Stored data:
▼

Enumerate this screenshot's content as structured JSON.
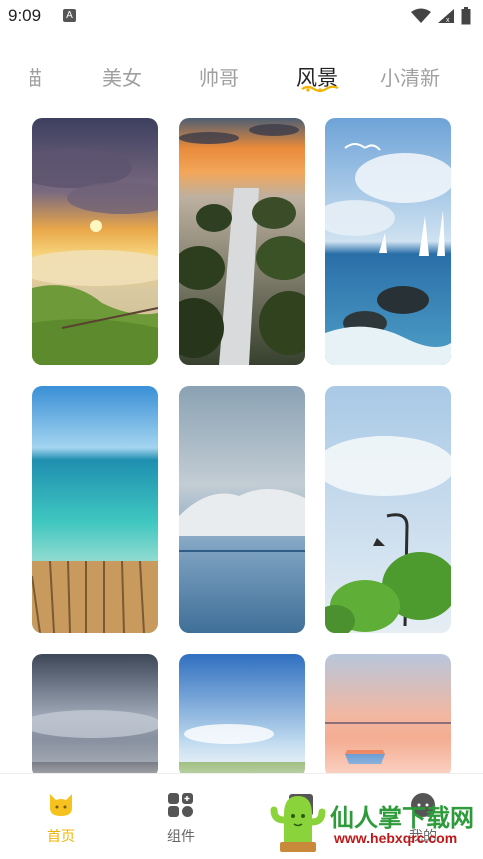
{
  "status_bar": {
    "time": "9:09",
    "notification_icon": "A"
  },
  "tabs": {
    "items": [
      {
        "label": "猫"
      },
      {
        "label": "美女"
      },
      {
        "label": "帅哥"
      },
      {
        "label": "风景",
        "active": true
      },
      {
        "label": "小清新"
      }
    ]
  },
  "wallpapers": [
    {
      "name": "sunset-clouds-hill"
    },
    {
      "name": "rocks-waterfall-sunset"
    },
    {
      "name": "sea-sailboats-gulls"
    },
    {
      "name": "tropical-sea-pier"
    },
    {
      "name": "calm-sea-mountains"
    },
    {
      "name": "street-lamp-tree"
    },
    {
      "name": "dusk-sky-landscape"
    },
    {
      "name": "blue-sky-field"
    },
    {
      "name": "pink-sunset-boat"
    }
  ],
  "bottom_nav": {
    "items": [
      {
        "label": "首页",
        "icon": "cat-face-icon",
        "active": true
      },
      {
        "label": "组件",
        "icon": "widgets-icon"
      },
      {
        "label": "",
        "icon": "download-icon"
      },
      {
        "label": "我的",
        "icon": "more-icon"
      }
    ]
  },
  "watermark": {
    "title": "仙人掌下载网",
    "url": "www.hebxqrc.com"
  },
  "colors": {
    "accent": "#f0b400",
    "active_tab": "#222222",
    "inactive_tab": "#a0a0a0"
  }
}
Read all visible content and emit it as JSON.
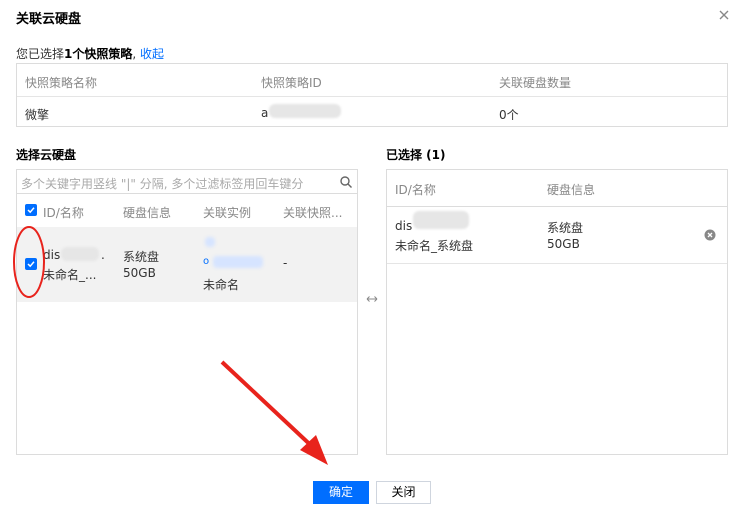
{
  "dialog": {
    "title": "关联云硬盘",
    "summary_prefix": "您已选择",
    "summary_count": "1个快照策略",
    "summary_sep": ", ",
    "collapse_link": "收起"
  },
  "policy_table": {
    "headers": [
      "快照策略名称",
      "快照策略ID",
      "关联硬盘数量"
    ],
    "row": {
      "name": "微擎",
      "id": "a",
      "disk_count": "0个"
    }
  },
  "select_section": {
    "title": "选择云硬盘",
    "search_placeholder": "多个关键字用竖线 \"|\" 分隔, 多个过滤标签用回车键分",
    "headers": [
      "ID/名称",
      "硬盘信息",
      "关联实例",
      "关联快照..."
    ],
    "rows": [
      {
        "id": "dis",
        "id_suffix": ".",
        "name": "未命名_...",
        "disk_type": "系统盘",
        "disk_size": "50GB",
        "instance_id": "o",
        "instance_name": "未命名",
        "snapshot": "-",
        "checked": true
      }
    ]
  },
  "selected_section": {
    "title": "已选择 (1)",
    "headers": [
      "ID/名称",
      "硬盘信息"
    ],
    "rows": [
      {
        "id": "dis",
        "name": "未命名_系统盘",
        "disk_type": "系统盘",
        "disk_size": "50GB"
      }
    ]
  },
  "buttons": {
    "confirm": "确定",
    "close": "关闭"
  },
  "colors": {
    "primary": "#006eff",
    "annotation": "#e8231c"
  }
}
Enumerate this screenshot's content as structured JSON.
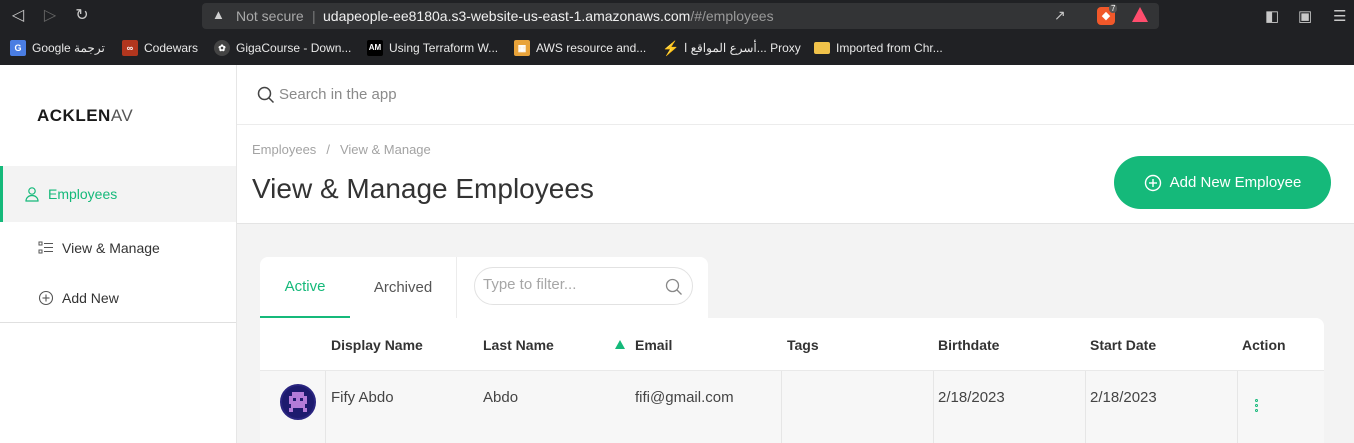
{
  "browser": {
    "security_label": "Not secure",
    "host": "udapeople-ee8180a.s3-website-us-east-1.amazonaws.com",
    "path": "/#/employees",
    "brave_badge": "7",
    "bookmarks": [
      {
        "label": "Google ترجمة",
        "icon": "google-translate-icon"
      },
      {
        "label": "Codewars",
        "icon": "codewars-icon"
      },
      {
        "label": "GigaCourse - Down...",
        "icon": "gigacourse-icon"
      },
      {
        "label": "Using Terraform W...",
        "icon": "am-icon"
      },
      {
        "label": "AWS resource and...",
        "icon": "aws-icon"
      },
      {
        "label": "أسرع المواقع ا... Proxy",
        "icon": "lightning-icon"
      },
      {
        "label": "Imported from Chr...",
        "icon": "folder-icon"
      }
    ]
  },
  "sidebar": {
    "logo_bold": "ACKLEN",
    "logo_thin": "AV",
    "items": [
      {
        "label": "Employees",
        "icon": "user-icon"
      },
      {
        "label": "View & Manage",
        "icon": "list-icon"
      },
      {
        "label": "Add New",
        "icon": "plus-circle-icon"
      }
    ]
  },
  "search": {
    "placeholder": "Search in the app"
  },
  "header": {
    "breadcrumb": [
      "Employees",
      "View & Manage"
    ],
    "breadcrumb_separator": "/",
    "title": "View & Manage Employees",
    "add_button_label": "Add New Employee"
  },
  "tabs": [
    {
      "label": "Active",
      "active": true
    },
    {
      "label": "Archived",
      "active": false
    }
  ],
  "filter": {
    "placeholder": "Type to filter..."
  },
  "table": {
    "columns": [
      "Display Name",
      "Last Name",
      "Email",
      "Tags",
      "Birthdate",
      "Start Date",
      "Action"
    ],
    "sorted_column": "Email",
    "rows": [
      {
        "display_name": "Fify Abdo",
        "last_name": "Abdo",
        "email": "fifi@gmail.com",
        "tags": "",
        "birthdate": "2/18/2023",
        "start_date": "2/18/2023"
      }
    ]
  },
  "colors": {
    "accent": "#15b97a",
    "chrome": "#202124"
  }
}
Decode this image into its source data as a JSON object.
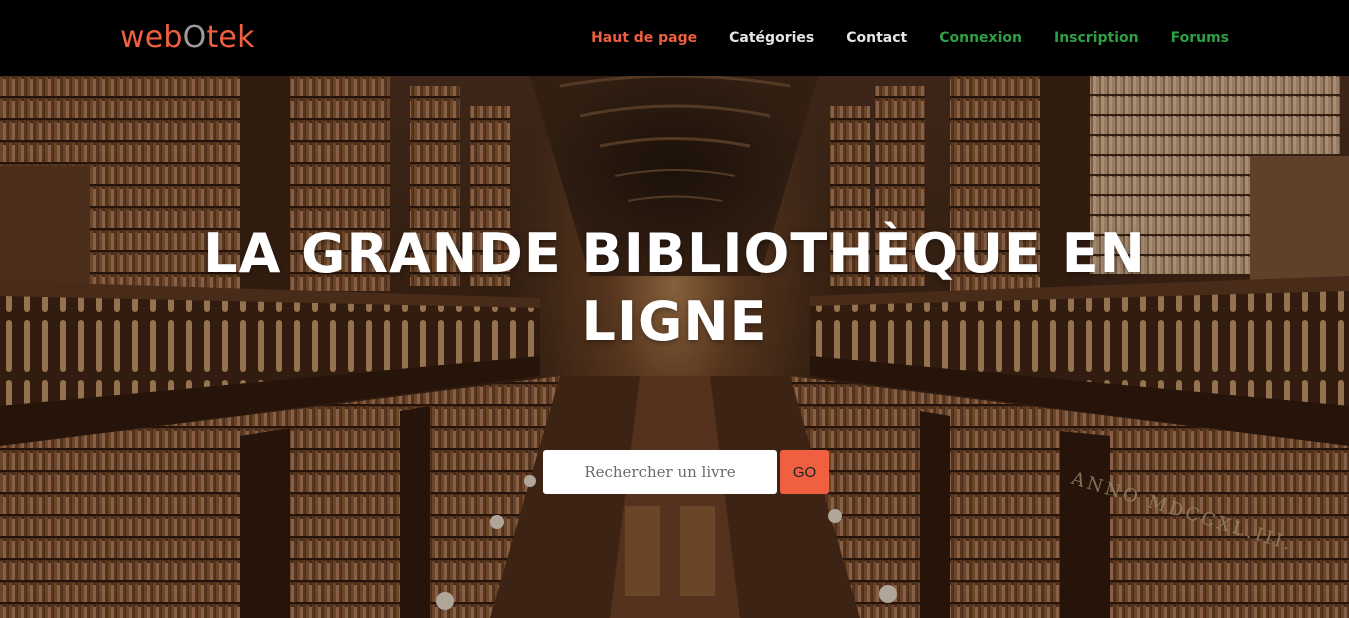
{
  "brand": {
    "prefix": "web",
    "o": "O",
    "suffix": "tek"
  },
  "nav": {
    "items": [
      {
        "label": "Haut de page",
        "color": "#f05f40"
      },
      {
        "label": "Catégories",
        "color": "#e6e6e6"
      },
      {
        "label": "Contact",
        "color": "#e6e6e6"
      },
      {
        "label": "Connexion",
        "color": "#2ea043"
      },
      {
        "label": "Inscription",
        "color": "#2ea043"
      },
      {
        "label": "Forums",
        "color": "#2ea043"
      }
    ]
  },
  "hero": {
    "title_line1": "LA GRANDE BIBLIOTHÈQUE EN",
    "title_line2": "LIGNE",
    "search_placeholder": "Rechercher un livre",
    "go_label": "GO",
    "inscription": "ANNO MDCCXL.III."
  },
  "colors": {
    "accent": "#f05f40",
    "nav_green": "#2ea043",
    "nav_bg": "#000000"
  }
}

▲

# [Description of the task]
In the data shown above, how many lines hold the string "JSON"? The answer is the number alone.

# [The answer]
4